With new scams being invented on a daily basis (there’s so much to be on the lookout for beyond the Nigerian prince scam!), it is important recognizing the signs of fraud, reporting it to authorities, and stop it.
Tips to Help you Avoid Being Scammed
- Don’t let your hunger for a bargain get in the way of common sense. If an offer seems too good to be true, it probably is. Watch out for free trial offers, especially when you need a credit card to get started. The fine print might state something that you don’t want to get into, like being automatically charged a monthly amount on your credit card once the trial is over.

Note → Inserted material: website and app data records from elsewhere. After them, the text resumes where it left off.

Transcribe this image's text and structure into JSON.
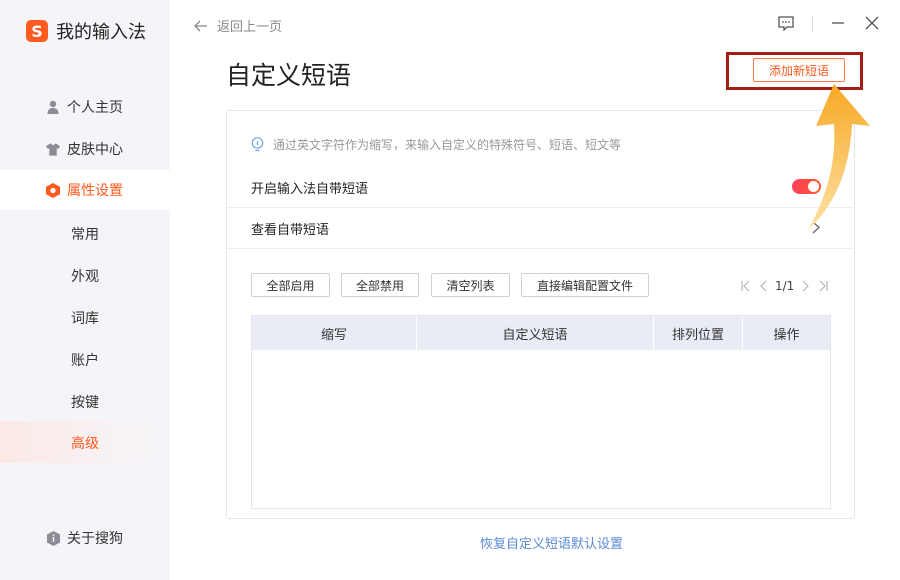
{
  "app": {
    "logo_letter": "S",
    "title": "我的输入法"
  },
  "sidebar": {
    "items": [
      {
        "label": "个人主页",
        "icon": "person-icon"
      },
      {
        "label": "皮肤中心",
        "icon": "shirt-icon"
      },
      {
        "label": "属性设置",
        "icon": "settings-hex-icon"
      }
    ],
    "subitems": [
      "常用",
      "外观",
      "词库",
      "账户",
      "按键",
      "高级"
    ],
    "about": {
      "label": "关于搜狗",
      "icon": "info-shield-icon"
    }
  },
  "topbar": {
    "back_label": "返回上一页"
  },
  "page": {
    "title": "自定义短语",
    "add_button": "添加新短语",
    "hint": "通过英文字符作为缩写，来输入自定义的特殊符号、短语、短文等",
    "enable_label": "开启输入法自带短语",
    "enable_on": true,
    "view_label": "查看自带短语",
    "actions": [
      "全部启用",
      "全部禁用",
      "清空列表",
      "直接编辑配置文件"
    ],
    "pager": {
      "text": "1/1"
    },
    "table": {
      "columns": [
        "缩写",
        "自定义短语",
        "排列位置",
        "操作"
      ],
      "rows": []
    },
    "restore_link": "恢复自定义短语默认设置"
  },
  "colors": {
    "accent": "#ff5a1f",
    "highlight_box": "#a31d14",
    "arrow": "#f9b233",
    "link": "#5b8ad6"
  }
}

- Job scams are prevalent, especially in tough economic times. Beware of overpaid work-at-home “opportunities,” job ads which claim that you don’t need any experience. These ads often have no legitimate contact information. There’s a lot to be skeptical about including being asked to pay for work supplies before you get any job training or even start the job or someone asking for your banking info to set -up direct deposit (this info can be used to steal your money and your identity).
- If someone tells you you’ve won a prize or a lottery, ensure you actually entered the contest. Also, legitimate lotteries in Canada do not require winners to pay any fees up front to get their prize.
- Beware of any offer that involves wiring money or cashing cheques (especially if you are asked to return a portion of the funds).
- Always ask for documentation before you pay an invoice or accept an order.
- If you wish to donate, contact the organization yourself. New scams and fake charities always arise, in particular, around Christmas and in the wake of natural disasters and often encourage us to think with our hearts instead of our heads. Be aware of that trap.
- Do not give out personal or financial information via phone, email or fax. Do not use a call-back number or link provided in an email; phone the agency directly.
- Emergency scams are often called Grandparent scams and target older individuals with grandchildren. The fraudster will make a call pretending to be the victim’s grandchild claiming to be in an emergency situation and that they need money immediately.
- Learn to spot phishing emails and phone calls. These appear to come from legitimate businesses and ask you to “verify your account” or “confirm your identity.” They may contain threats such as “respond within 48 hours or your account will be closed.” Hang up on these calls and delete these messages. Remember that con artists are experts at manipulating and exploiting, and they can be charming and persuasive. The bottom line is you shouldn’t believe them or their deceptions.
I know I make it seem like there is suspicious activity lurking around every corner, but the truth is, I’m suspicious. So, I would say be vigilant. Fraud is one of those things that is easier to prevent than to cure.
Think you have been a victim of fraud? Any instances of fraud should be reported to the Canadian Anti-Fraud Centre (www.antifraudcentre.ca or 1-888-495-8501) and the Credit Bureaus — Equifax (1-800-645-7166) and TransUnion (1-866-525-0262) right away to put a Fraud Alert on your individual or business profile (this is especially important if you have become the victim of identity theft), and inform the police, your financial institution(s) and your credit card companies.